Rob, while a significant percentage of program viewers leave the room or cease paying full attention during an average TV commercial, the extent to which this happens is vastly overstated by many commentators. For example, a recent TVision "eye tracking" study noted that 29% of those in the room prior to a commercial break, were absent during an average second when the spots ran. That does not necessaily mean that they missed all of the commercial content--- people come and go during breaks. As for visual attentivenss, many observational studies have been conducted using cameras, persons watching how others behave, etc. All of this is covered in our upcoming MDI Direct report, "TV Dimensions 2020". The findings indicate is that about 40-45% of program viewers are fully attentive to an average commercial but, obviously, this varies because of commercial clutter, program environment and the interest level aroused by each ad. Some commercials attain attentiveness scores of 55-65%; others fall well down to only 35%. So it's not true that today's TV viewer is mainly a "listener" to the commercials. Sure, the audio element, as you note, can be an important plus---or minus---if not handled effectively, but we are still mostly "watching" commercials---when we choose to.

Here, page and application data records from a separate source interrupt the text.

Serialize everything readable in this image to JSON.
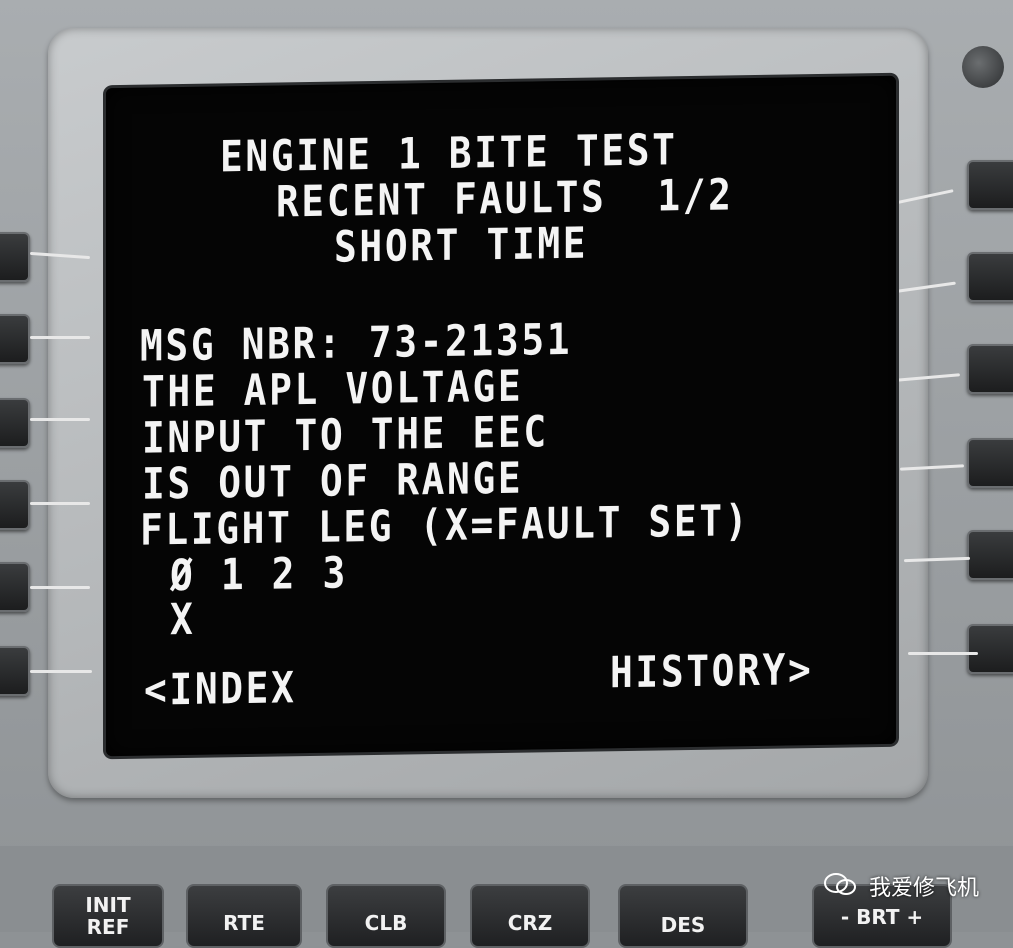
{
  "screen": {
    "title_lines": [
      "ENGINE 1 BITE TEST",
      "RECENT FAULTS  1/2",
      "SHORT TIME"
    ],
    "message": {
      "msg_nbr": "MSG NBR: 73-21351",
      "lines": [
        "THE APL VOLTAGE",
        "INPUT TO THE EEC",
        "IS OUT OF RANGE",
        "FLIGHT LEG (X=FAULT SET)",
        "Ø 1 2 3",
        "X"
      ]
    },
    "left_link": "<INDEX",
    "right_link": "HISTORY>"
  },
  "function_keys": {
    "init_ref": "INIT",
    "init_ref_2": "REF",
    "rte": "RTE",
    "clb": "CLB",
    "crz": "CRZ",
    "des": "DES",
    "brt": "- BRT +"
  },
  "watermark": "我爱修飞机",
  "colors": {
    "screen_bg": "#050505",
    "screen_text": "#f4f4f4",
    "bezel": "#b3b6b8"
  }
}
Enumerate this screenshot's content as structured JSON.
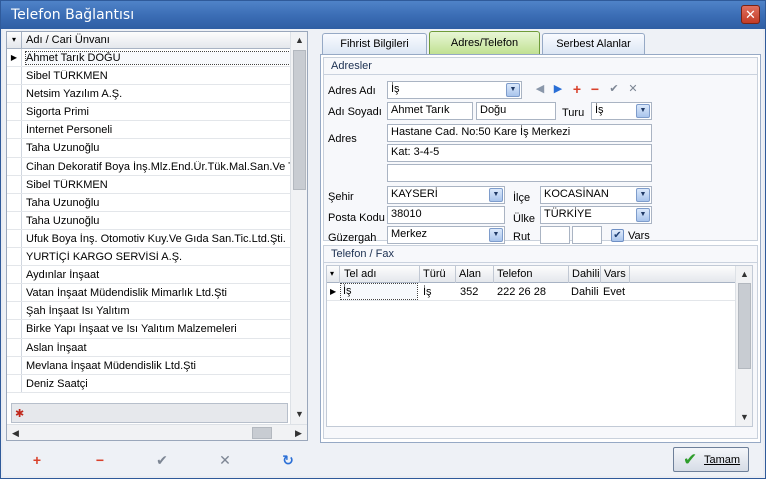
{
  "window": {
    "title": "Telefon Bağlantısı",
    "close_glyph": "✕"
  },
  "left_grid": {
    "header": "Adı / Cari Ünvanı",
    "selected_indicator": "▶",
    "rows": [
      "Ahmet Tarık DOĞU",
      "Sibel TÜRKMEN",
      "Netsim Yazılım A.Ş.",
      "Sigorta Primi",
      "İnternet Personeli",
      "Taha Uzunoğlu",
      "Cihan Dekoratif Boya İnş.Mlz.End.Ür.Tük.Mal.San.Ve Tic",
      "Sibel TÜRKMEN",
      "Taha Uzunoğlu",
      "Taha Uzunoğlu",
      "Ufuk Boya İnş. Otomotiv Kuy.Ve Gıda San.Tic.Ltd.Şti.",
      "YURTİÇİ KARGO SERVİSİ A.Ş.",
      "Aydınlar İnşaat",
      "Vatan İnşaat Müdendislik Mimarlık Ltd.Şti",
      "Şah İnşaat Isı Yalıtım",
      "Birke Yapı İnşaat ve Isı Yalıtım Malzemeleri",
      "Aslan İnşaat",
      "Mevlana  İnşaat Müdendislik Ltd.Şti",
      "Deniz Saatçi"
    ],
    "new_row_glyph": "✱"
  },
  "bottom_toolbar": {
    "add": "+",
    "delete": "−",
    "confirm": "✔",
    "cancel": "✕",
    "refresh": "↻",
    "ok_label": "Tamam",
    "ok_glyph": "✔"
  },
  "tabs": [
    "Fihrist Bilgileri",
    "Adres/Telefon",
    "Serbest Alanlar"
  ],
  "active_tab": "Adres/Telefon",
  "addresses": {
    "caption": "Adresler",
    "adres_adi_label": "Adres Adı",
    "adres_adi_value": "İş",
    "adi_soyadi_label": "Adı Soyadı",
    "first_name": "Ahmet Tarık",
    "last_name": "Doğu",
    "turu_label": "Turu",
    "turu_value": "İş",
    "adres_label": "Adres",
    "adres_line1": "Hastane Cad. No:50 Kare İş Merkezi",
    "adres_line2": "Kat: 3-4-5",
    "adres_line3": "",
    "sehir_label": "Şehir",
    "sehir_value": "KAYSERİ",
    "ilce_label": "İlçe",
    "ilce_value": "KOCASİNAN",
    "posta_kodu_label": "Posta Kodu",
    "posta_kodu_value": "38010",
    "ulke_label": "Ülke",
    "ulke_value": "TÜRKİYE",
    "guzergah_label": "Güzergah",
    "guzergah_value": "Merkez",
    "rut_label": "Rut",
    "vars_label": "Vars"
  },
  "phones": {
    "caption": "Telefon / Fax",
    "columns": [
      "Tel adı",
      "Türü",
      "Alan",
      "Telefon",
      "Dahili",
      "Vars"
    ],
    "row": {
      "tel_adi": "İş",
      "turu": "İş",
      "alan": "352",
      "telefon": "222 26 28",
      "dahili": "Dahili",
      "vars": "Evet"
    }
  },
  "colors": {
    "title_bar": "#3a6cb4",
    "active_tab": "#bfe08f",
    "add": "#d9412b",
    "confirm_green": "#2f9d2c"
  }
}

Rob, do you know the thresholds used for "60% of participants look away during commercial breaks."?
Most eye-gaze tracking surveys use the 200ms standard for a 'gaze'. Yes, one-fifth of a second. A logical threshold would be something like 2 or 3 seconds (in this modern world with lots of distractions), which would be 10-15 'gazes' away from the TV (or device being measured).
The thing is we are human and vision is a limbic function. You hear a noise and look towards it to make sure things are safe. +1 to the "looked away" category. The difference between seeing and hearing is that you hear every second of the day - if you have good hearing you can't "not hear" in the usual course of the day. You can choose to "not see" which can mean looking away, closing your eyes from something you don't want to see, having a nap or sleeping at night. Hearing and seeing should always be thought of in a symbiotic conjunctive way - it's at the core of great TV ads.

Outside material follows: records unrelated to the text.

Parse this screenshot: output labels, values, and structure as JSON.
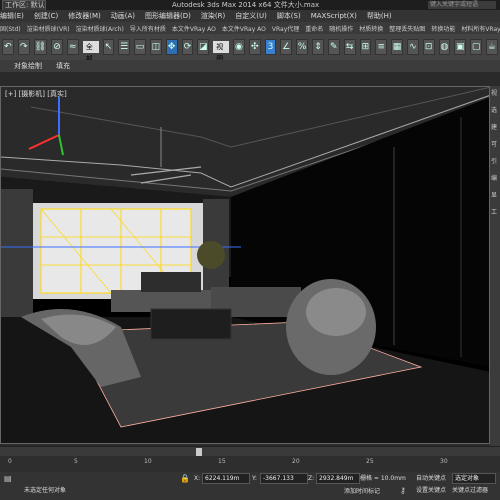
{
  "title_bar": {
    "workspace": "工作区: 默认",
    "app_title": "Autodesk 3ds Max  2014 x64      文件大小.max",
    "search_placeholder": "键入关键字或短语"
  },
  "menu": [
    "编辑(E)",
    "创建(C)",
    "修改器(M)",
    "动画(A)",
    "图形编辑器(D)",
    "渲染(R)",
    "自定义(U)",
    "脚本(S)",
    "MAXScript(X)",
    "帮助(H)"
  ],
  "toolbar1": [
    "固(Std)",
    "渲染材质球(VR)",
    "渲染材质球(Arch)",
    "导入所有材质",
    "本文件VRay AO",
    "本文件VRay AO",
    "VRay代理",
    "重命名",
    "随机操作",
    "材质转换",
    "整理丢失贴图",
    "转换功能",
    "材料所有VRayHt"
  ],
  "toolbar2": {
    "selection_filter": "全部",
    "view_dropdown": "视图"
  },
  "ribbon": [
    "对象绘制",
    "填充"
  ],
  "viewport": {
    "label": "[+] [摄影机] [真实]"
  },
  "command_panel": [
    "视",
    "选",
    "建",
    "可",
    "引",
    "编",
    "显",
    "工"
  ],
  "time_slider": {
    "ticks": [
      "0",
      "5",
      "10",
      "15",
      "20",
      "25",
      "30"
    ]
  },
  "status": {
    "x_label": "X:",
    "x_value": "6224.119m",
    "y_label": "Y:",
    "y_value": "-3667.133",
    "z_label": "Z:",
    "z_value": "2932.849m",
    "grid": "栅格 = 10.0mm",
    "add_time_tag": "添加时间标记",
    "auto_key": "自动关键点",
    "set_key": "设置关键点",
    "selected_object": "选定对象",
    "key_filter": "关键点过滤器",
    "selection_count": "未选定任何对象"
  },
  "colors": {
    "accent_blue": "#2e6fb3",
    "viewport_bg": "#000000",
    "selection_yellow": "#ffd800"
  }
}
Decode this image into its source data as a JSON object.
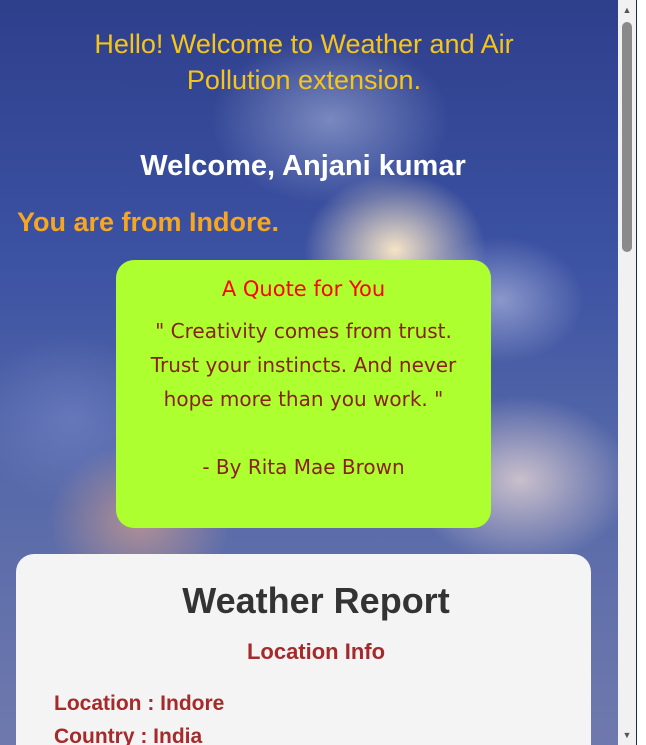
{
  "header": {
    "greeting": "Hello! Welcome to Weather and Air Pollution extension.",
    "welcome_user": "Welcome, Anjani kumar",
    "location_line": "You are from Indore."
  },
  "quote": {
    "title": "A Quote for You",
    "text": "\" Creativity comes from trust. Trust your instincts. And never hope more than you work. \"",
    "author": "- By Rita Mae Brown"
  },
  "weather_report": {
    "title": "Weather Report",
    "subtitle": "Location Info",
    "rows": [
      {
        "text": "Location : Indore"
      },
      {
        "text": "Country : India"
      }
    ]
  },
  "scrollbar": {
    "up_icon": "chevron-up-icon",
    "down_icon": "chevron-down-icon"
  },
  "colors": {
    "greeting": "#f5c518",
    "location_line": "#f5a623",
    "quote_bg": "#adff2f",
    "quote_title": "#ff0000",
    "quote_text": "#8b1e1e",
    "report_accent": "#a52a2a"
  }
}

John, I find the claim that 60% of the viewers look away from the screen during commercials entirely credible if what is meant is that during the course of a 15- or 30-second commercial that percentage looks away at some point in the presentation. That makes sense as it's hard to believe that everyone in the room has his/her eyes riveted onto the screen without exception for every second of a commercial---or program content either.The same thing applies to digital and print media. However, you don't have to have your eyes fixed on the screen every second to be effectively "exposed" to an ad message----do you?If, however, what is meant is that 60% of the viewers never look at the screen to any extent during commercials---I find this difficult to swallow.
I agree Ed.

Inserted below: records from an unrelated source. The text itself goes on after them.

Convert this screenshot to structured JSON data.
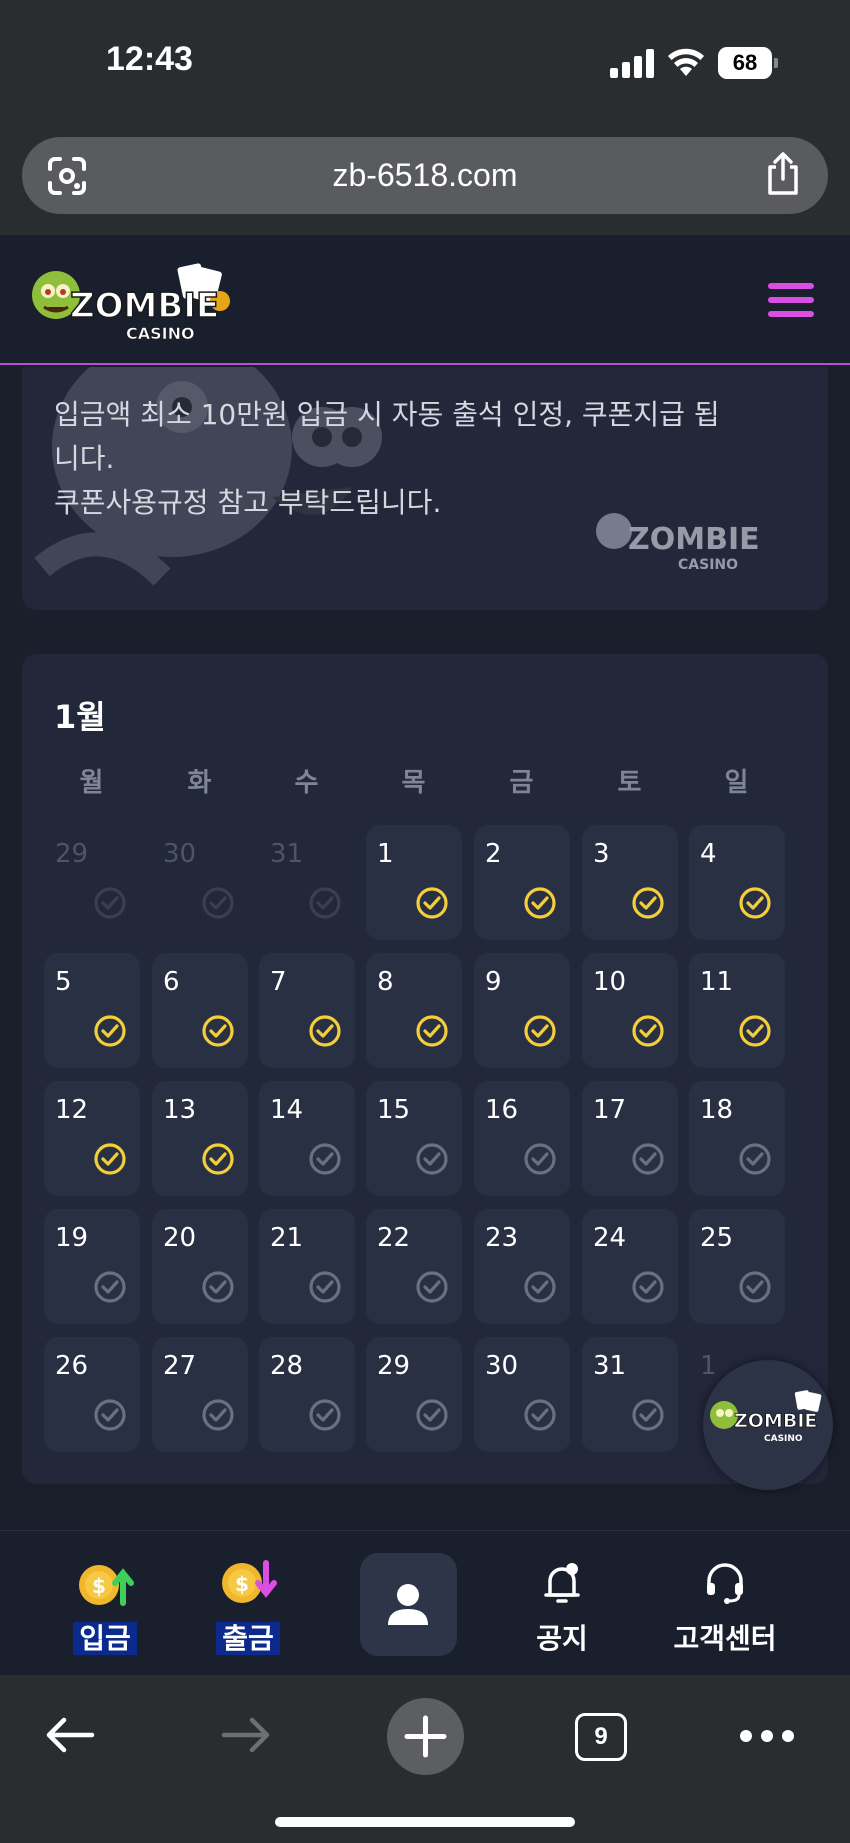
{
  "status_bar": {
    "time": "12:43",
    "battery": "68"
  },
  "browser": {
    "url": "zb-6518.com",
    "tab_count": "9"
  },
  "site": {
    "logo_main": "ZOMBIE",
    "logo_sub": "CASINO"
  },
  "notice": {
    "line1": "입금액 최소 10만원 입금 시 자동 출석 인정, 쿠폰지급 됩",
    "line2": "니다.",
    "line3": "쿠폰사용규정 참고 부탁드립니다."
  },
  "calendar": {
    "month": "1월",
    "weekdays": [
      "월",
      "화",
      "수",
      "목",
      "금",
      "토",
      "일"
    ],
    "days": [
      {
        "n": "29",
        "other": true,
        "checked": false
      },
      {
        "n": "30",
        "other": true,
        "checked": false
      },
      {
        "n": "31",
        "other": true,
        "checked": false
      },
      {
        "n": "1",
        "other": false,
        "checked": true
      },
      {
        "n": "2",
        "other": false,
        "checked": true
      },
      {
        "n": "3",
        "other": false,
        "checked": true
      },
      {
        "n": "4",
        "other": false,
        "checked": true
      },
      {
        "n": "5",
        "other": false,
        "checked": true
      },
      {
        "n": "6",
        "other": false,
        "checked": true
      },
      {
        "n": "7",
        "other": false,
        "checked": true
      },
      {
        "n": "8",
        "other": false,
        "checked": true
      },
      {
        "n": "9",
        "other": false,
        "checked": true
      },
      {
        "n": "10",
        "other": false,
        "checked": true
      },
      {
        "n": "11",
        "other": false,
        "checked": true
      },
      {
        "n": "12",
        "other": false,
        "checked": true
      },
      {
        "n": "13",
        "other": false,
        "checked": true
      },
      {
        "n": "14",
        "other": false,
        "checked": false
      },
      {
        "n": "15",
        "other": false,
        "checked": false
      },
      {
        "n": "16",
        "other": false,
        "checked": false
      },
      {
        "n": "17",
        "other": false,
        "checked": false
      },
      {
        "n": "18",
        "other": false,
        "checked": false
      },
      {
        "n": "19",
        "other": false,
        "checked": false
      },
      {
        "n": "20",
        "other": false,
        "checked": false
      },
      {
        "n": "21",
        "other": false,
        "checked": false
      },
      {
        "n": "22",
        "other": false,
        "checked": false
      },
      {
        "n": "23",
        "other": false,
        "checked": false
      },
      {
        "n": "24",
        "other": false,
        "checked": false
      },
      {
        "n": "25",
        "other": false,
        "checked": false
      },
      {
        "n": "26",
        "other": false,
        "checked": false
      },
      {
        "n": "27",
        "other": false,
        "checked": false
      },
      {
        "n": "28",
        "other": false,
        "checked": false
      },
      {
        "n": "29",
        "other": false,
        "checked": false
      },
      {
        "n": "30",
        "other": false,
        "checked": false
      },
      {
        "n": "31",
        "other": false,
        "checked": false
      },
      {
        "n": "1",
        "other": true,
        "checked": false
      }
    ]
  },
  "bottom_nav": {
    "deposit": "입금",
    "withdraw": "출금",
    "notice": "공지",
    "support": "고객센터"
  },
  "colors": {
    "accent": "#d84fe2",
    "check_active": "#f2cf3a",
    "check_inactive": "#6b7080",
    "card": "#22273a",
    "cell": "#2a3043"
  }
}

What I was driving at was that if the 200ms threshold was used close to 100% of people would be "looking away".
'More than half' would sound reasonable for "looking away" any and every media - I was just wondering what threshold they actually used.
Quantifying it at 60% could alarm some people because their perception may have been that their ad was not seen at all.
And to extend the discussion, I have seen claims of "100% viewable" from some media. That is a very different kettle of fish to "100% viewed". For example, in the TV ratings system every ad is "100% viewable" as they enumerate that the TV is on and tuned to a specific channel. They then use the 'people' part of the peoplemeter to reduce that amount to as close as they can quantify people actively viewing that device.